┌──
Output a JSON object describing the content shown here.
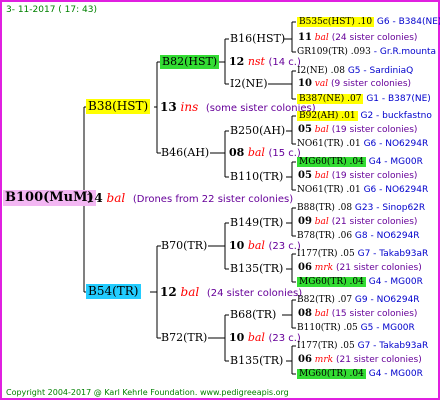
{
  "header": {
    "date": "3- 11-2017 ( 17: 43)"
  },
  "footer": {
    "copyright": "Copyright 2004-2017 @ Karl Kehrle Foundation.   www.pedigreeapis.org"
  },
  "gen1": {
    "label": "B100(MuM)",
    "year": "14",
    "mark": "bal",
    "note": "(Drones from 22 sister colonies)"
  },
  "gen2": [
    {
      "label": "B38(HST)",
      "year": "13",
      "mark": "ins",
      "note": "(some sister colonies)"
    },
    {
      "label": "B54(TR)",
      "year": "12",
      "mark": "bal",
      "note": "(24 sister colonies)"
    }
  ],
  "gen3": [
    {
      "label": "B82(HST)",
      "year": "12",
      "mark": "nst",
      "note": "(14 c.)"
    },
    {
      "label": "B46(AH)",
      "year": "08",
      "mark": "bal",
      "note": "(15 c.)"
    },
    {
      "label": "B70(TR)",
      "year": "10",
      "mark": "bal",
      "note": "(23 c.)"
    },
    {
      "label": "B72(TR)",
      "year": "10",
      "mark": "bal",
      "note": "(23 c.)"
    }
  ],
  "gen4": [
    {
      "label": "B16(HST)",
      "year": "11",
      "mark": "bal",
      "note": "(24 sister colonies)"
    },
    {
      "label": "I2(NE)",
      "year": "10",
      "mark": "val",
      "note": "(9 sister colonies)"
    },
    {
      "label": "B250(AH)",
      "year": "05",
      "mark": "bal",
      "note": "(19 sister colonies)"
    },
    {
      "label": "B110(TR)",
      "year": "05",
      "mark": "bal",
      "note": "(19 sister colonies)"
    },
    {
      "label": "B149(TR)",
      "year": "09",
      "mark": "bal",
      "note": "(21 sister colonies)"
    },
    {
      "label": "B135(TR)",
      "year": "06",
      "mark": "mrk",
      "note": "(21 sister colonies)"
    },
    {
      "label": "B68(TR)",
      "year": "08",
      "mark": "bal",
      "note": "(15 sister colonies)"
    },
    {
      "label": "B135(TR)",
      "year": "06",
      "mark": "mrk",
      "note": "(21 sister colonies)"
    }
  ],
  "gen5": [
    {
      "label": "B535c(HST) .10",
      "code": "G6 - B384(NE)"
    },
    {
      "label": "GR109(TR) .093",
      "code": "- Gr.R.mounta"
    },
    {
      "label": "I2(NE) .08",
      "code": "G5 - SardiniaQ"
    },
    {
      "label": "B387(NE) .07",
      "code": "G1 - B387(NE)"
    },
    {
      "label": "B92(AH) .01",
      "code": "G2 - buckfastno"
    },
    {
      "label": "NO61(TR) .01",
      "code": "G6 - NO6294R"
    },
    {
      "label": "MG60(TR) .04",
      "code": "G4 - MG00R"
    },
    {
      "label": "NO61(TR) .01",
      "code": "G6 - NO6294R"
    },
    {
      "label": "B88(TR) .08",
      "code": "G23 - Sinop62R"
    },
    {
      "label": "B78(TR) .06",
      "code": "G8 - NO6294R"
    },
    {
      "label": "I177(TR) .05",
      "code": "G7 - Takab93aR"
    },
    {
      "label": "MG60(TR) .04",
      "code": "G4 - MG00R"
    },
    {
      "label": "B82(TR) .07",
      "code": "G9 - NO6294R"
    },
    {
      "label": "B110(TR) .05",
      "code": "G5 - MG00R"
    },
    {
      "label": "I177(TR) .05",
      "code": "G7 - Takab93aR"
    },
    {
      "label": "MG60(TR) .04",
      "code": "G4 - MG00R"
    }
  ],
  "colors": {
    "frame": "#e020e0",
    "yellow": "#ffff00",
    "green": "#33dd33",
    "cyan": "#22ccff",
    "pink": "#f3b7f3",
    "mark": "#ff0000",
    "note": "#660099",
    "code": "#0000cc"
  }
}
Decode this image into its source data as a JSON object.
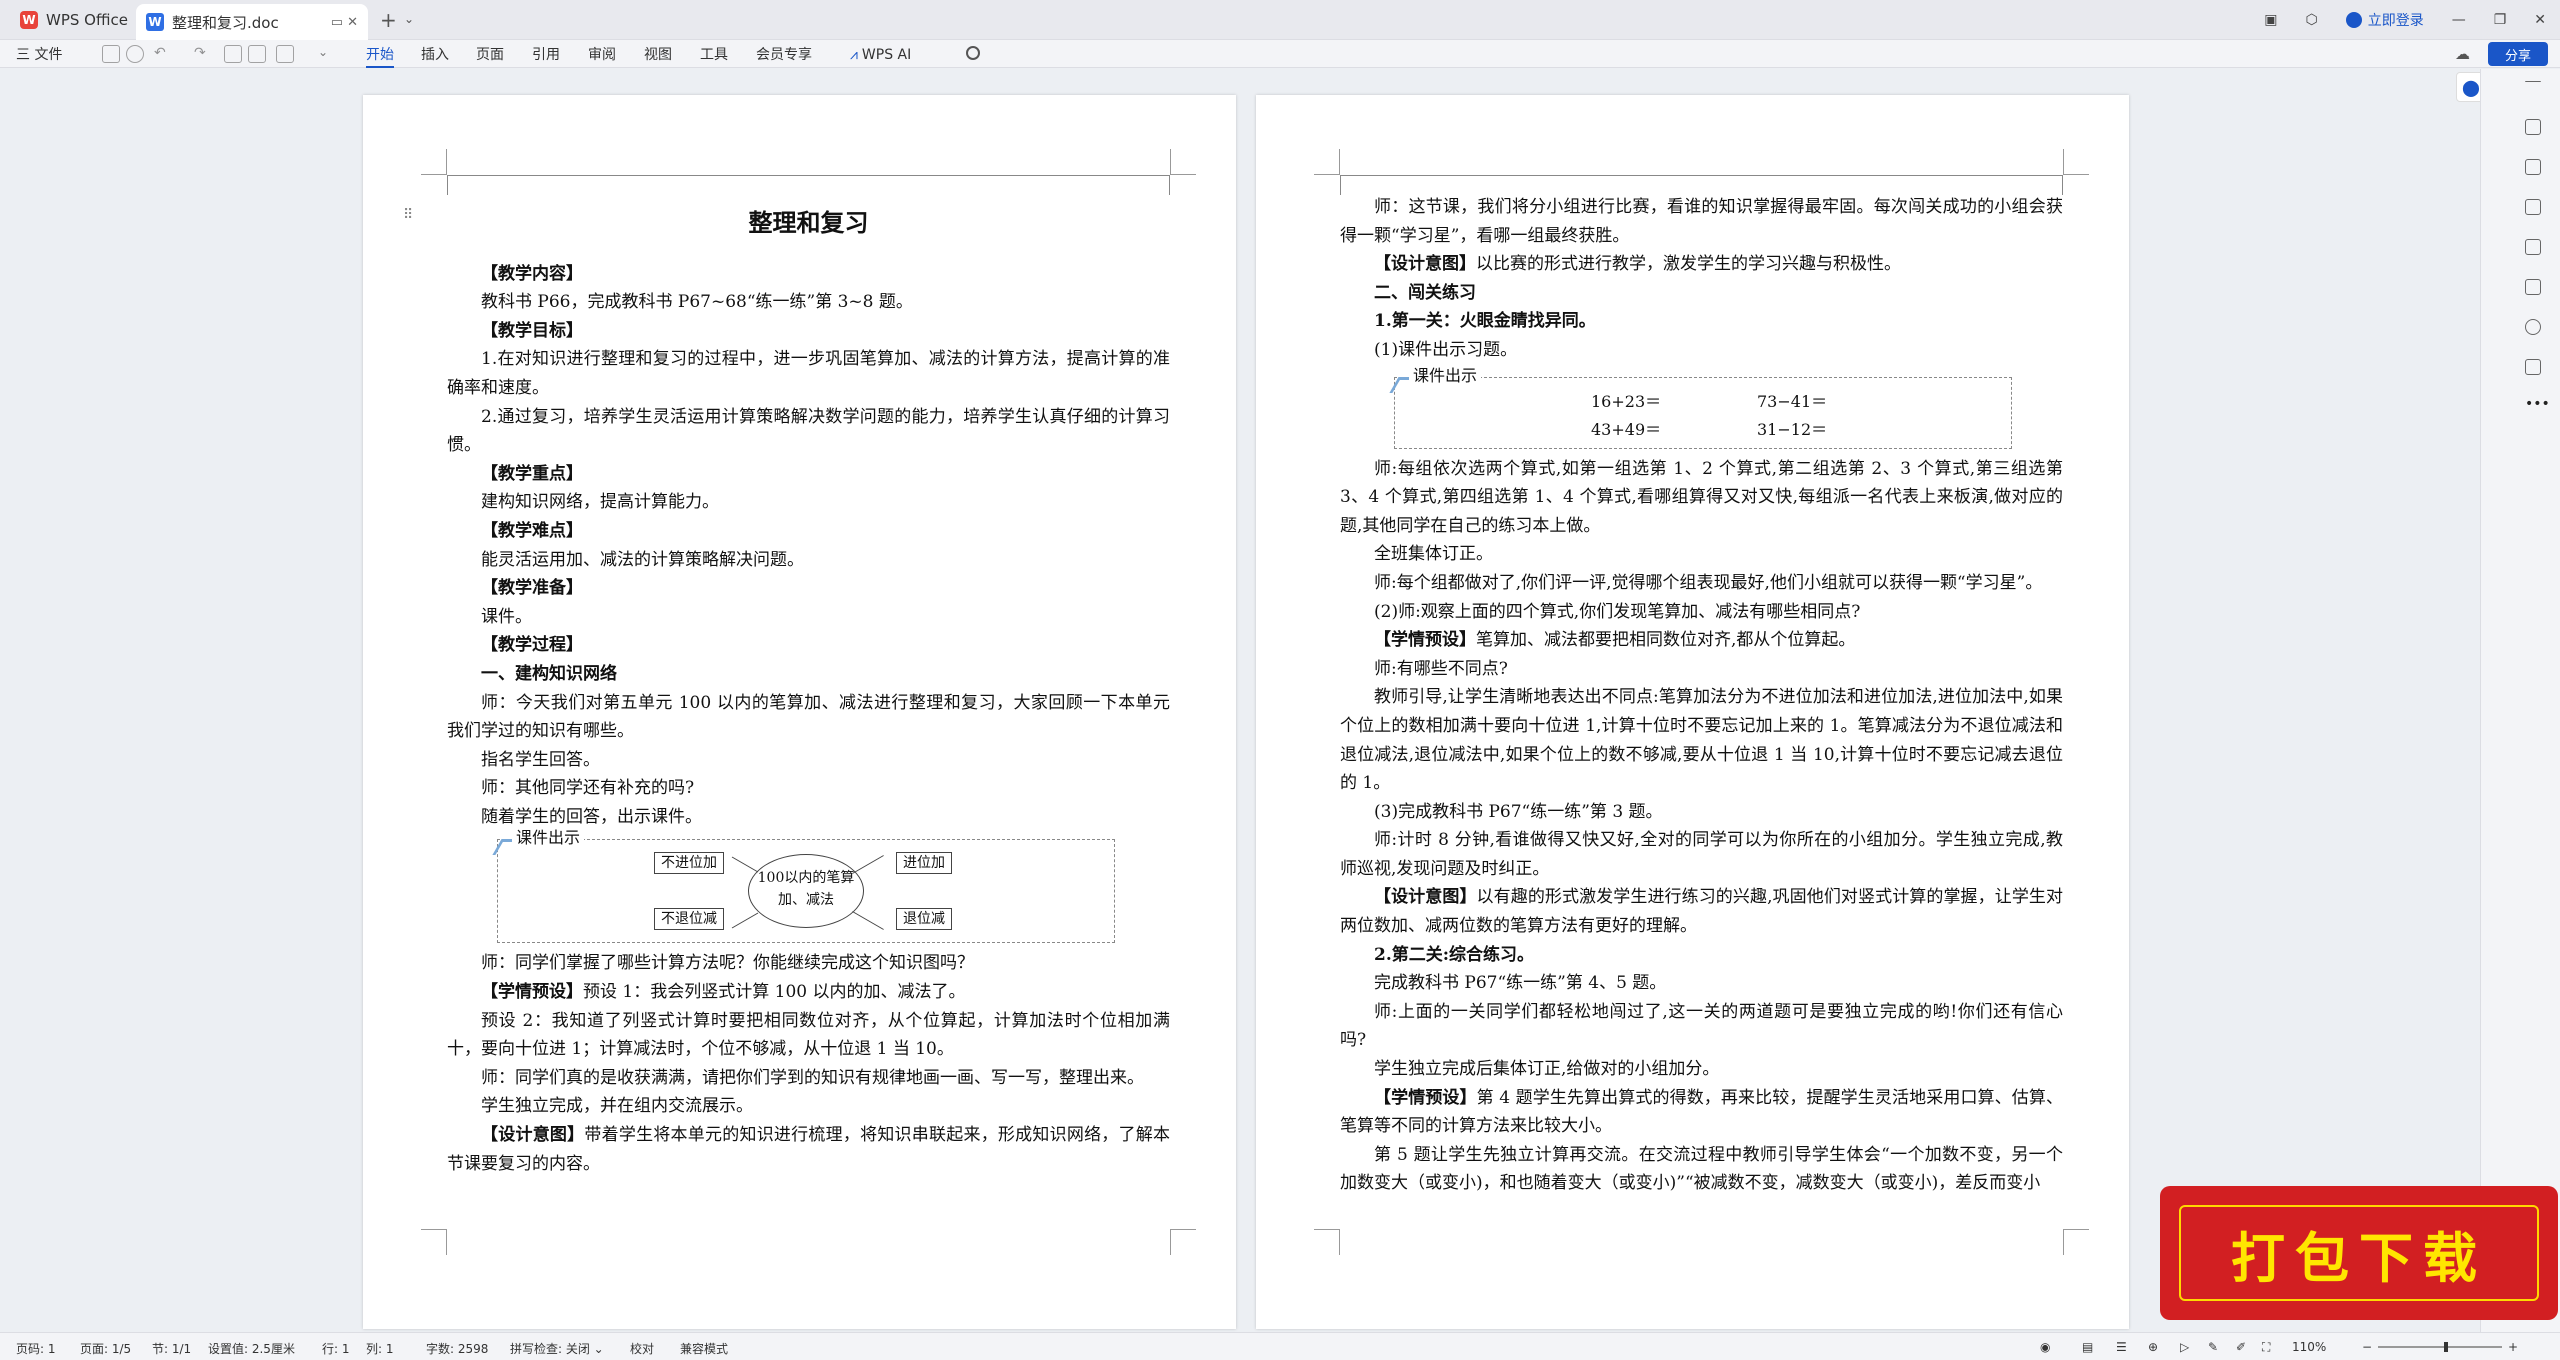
{
  "titlebar": {
    "home_tab": "WPS Office",
    "doc_tab": "整理和复习.doc",
    "login": "立即登录"
  },
  "ribbon": {
    "file_menu": "三 文件",
    "tabs": [
      "开始",
      "插入",
      "页面",
      "引用",
      "审阅",
      "视图",
      "工具",
      "会员专享"
    ],
    "active_tab": "开始",
    "wps_ai": "WPS AI",
    "share": "分享"
  },
  "page1": {
    "title": "整理和复习",
    "paras": {
      "p1": "【教学内容】",
      "p2": "教科书 P66，完成教科书 P67~68“练一练”第 3~8 题。",
      "p3": "【教学目标】",
      "p4": "1.在对知识进行整理和复习的过程中，进一步巩固笔算加、减法的计算方法，提高计算的准确率和速度。",
      "p5": "2.通过复习，培养学生灵活运用计算策略解决数学问题的能力，培养学生认真仔细的计算习惯。",
      "p6": "【教学重点】",
      "p7": "建构知识网络，提高计算能力。",
      "p8": "【教学难点】",
      "p9": "能灵活运用加、减法的计算策略解决问题。",
      "p10": "【教学准备】",
      "p11": "课件。",
      "p12": "【教学过程】",
      "p13": "一、建构知识网络",
      "p14": "师：今天我们对第五单元 100 以内的笔算加、减法进行整理和复习，大家回顾一下本单元我们学过的知识有哪些。",
      "p15": "指名学生回答。",
      "p16": "师：其他同学还有补充的吗?",
      "p17": "随着学生的回答，出示课件。",
      "p18": "师：同学们掌握了哪些计算方法呢？你能继续完成这个知识图吗？",
      "p19_b": "【学情预设】",
      "p19": "预设 1：我会列竖式计算 100 以内的加、减法了。",
      "p20": "预设 2：我知道了列竖式计算时要把相同数位对齐，从个位算起，计算加法时个位相加满十，要向十位进 1；计算减法时，个位不够减，从十位退 1 当 10。",
      "p21": "师：同学们真的是收获满满，请把你们学到的知识有规律地画一画、写一写，整理出来。",
      "p22": "学生独立完成，并在组内交流展示。",
      "p23_b": "【设计意图】",
      "p23": "带着学生将本单元的知识进行梳理，将知识串联起来，形成知识网络，了解本节课要复习的内容。"
    },
    "slide": {
      "title": "课件出示",
      "center": "100以内的笔算加、减法",
      "tl": "不进位加",
      "bl": "不退位减",
      "tr": "进位加",
      "br": "退位减"
    }
  },
  "page2": {
    "paras": {
      "q1": "师：这节课，我们将分小组进行比赛，看谁的知识掌握得最牢固。每次闯关成功的小组会获得一颗“学习星”，看哪一组最终获胜。",
      "q2_b": "【设计意图】",
      "q2": "以比赛的形式进行教学，激发学生的学习兴趣与积极性。",
      "q3": "二、闯关练习",
      "q4": "1.第一关：火眼金睛找异同。",
      "q5": "(1)课件出示习题。",
      "q6": "师:每组依次选两个算式,如第一组选第 1、2 个算式,第二组选第 2、3 个算式,第三组选第 3、4 个算式,第四组选第 1、4 个算式,看哪组算得又对又快,每组派一名代表上来板演,做对应的题,其他同学在自己的练习本上做。",
      "q7": "全班集体订正。",
      "q8": "师:每个组都做对了,你们评一评,觉得哪个组表现最好,他们小组就可以获得一颗“学习星”。",
      "q9": "(2)师:观察上面的四个算式,你们发现笔算加、减法有哪些相同点?",
      "q10_b": "【学情预设】",
      "q10": "笔算加、减法都要把相同数位对齐,都从个位算起。",
      "q11": "师:有哪些不同点?",
      "q12": "教师引导,让学生清晰地表达出不同点:笔算加法分为不进位加法和进位加法,进位加法中,如果个位上的数相加满十要向十位进 1,计算十位时不要忘记加上来的 1。笔算减法分为不退位减法和退位减法,退位减法中,如果个位上的数不够减,要从十位退 1 当 10,计算十位时不要忘记减去退位的 1。",
      "q13": "(3)完成教科书 P67“练一练”第 3 题。",
      "q14": "师:计时 8 分钟,看谁做得又快又好,全对的同学可以为你所在的小组加分。学生独立完成,教师巡视,发现问题及时纠正。",
      "q15_b": "【设计意图】",
      "q15": "以有趣的形式激发学生进行练习的兴趣,巩固他们对竖式计算的掌握，让学生对两位数加、减两位数的笔算方法有更好的理解。",
      "q16": "2.第二关:综合练习。",
      "q17": "完成教科书 P67“练一练”第 4、5 题。",
      "q18": "师:上面的一关同学们都轻松地闯过了,这一关的两道题可是要独立完成的哟!你们还有信心吗?",
      "q19": "学生独立完成后集体订正,给做对的小组加分。",
      "q20_b": "【学情预设】",
      "q20": "第 4 题学生先算出算式的得数，再来比较，提醒学生灵活地采用口算、估算、笔算等不同的计算方法来比较大小。",
      "q21": "第 5 题让学生先独立计算再交流。在交流过程中教师引导学生体会“一个加数不变，另一个加数变大（或变小)，和也随着变大（或变小)”“被减数不变，减数变大（或变小)，差反而变小"
    },
    "slide": {
      "title": "课件出示",
      "e1": "16+23＝",
      "e2": "73−41＝",
      "e3": "43+49＝",
      "e4": "31−12＝"
    }
  },
  "statusbar": {
    "row": "页码: 1",
    "pages": "页面: 1/5",
    "section": "节: 1/1",
    "setting": "设置值: 2.5厘米",
    "line": "行: 1",
    "col": "列: 1",
    "words": "字数: 2598",
    "spell": "拼写检查: 关闭 ⌄",
    "proof": "校对",
    "compat": "兼容模式",
    "zoom": "110%",
    "zoom_level": 0.55
  },
  "banner": {
    "text": "打包下载"
  }
}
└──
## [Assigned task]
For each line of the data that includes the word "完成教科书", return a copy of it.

## [Response to this exercise]
      "p2": "教科书 P66，完成教科书 P67~68“练一练”第 3~8 题。",
      "q13": "(3)完成教科书 P67“练一练”第 3 题。",
      "q17": "完成教科书 P67“练一练”第 4、5 题。",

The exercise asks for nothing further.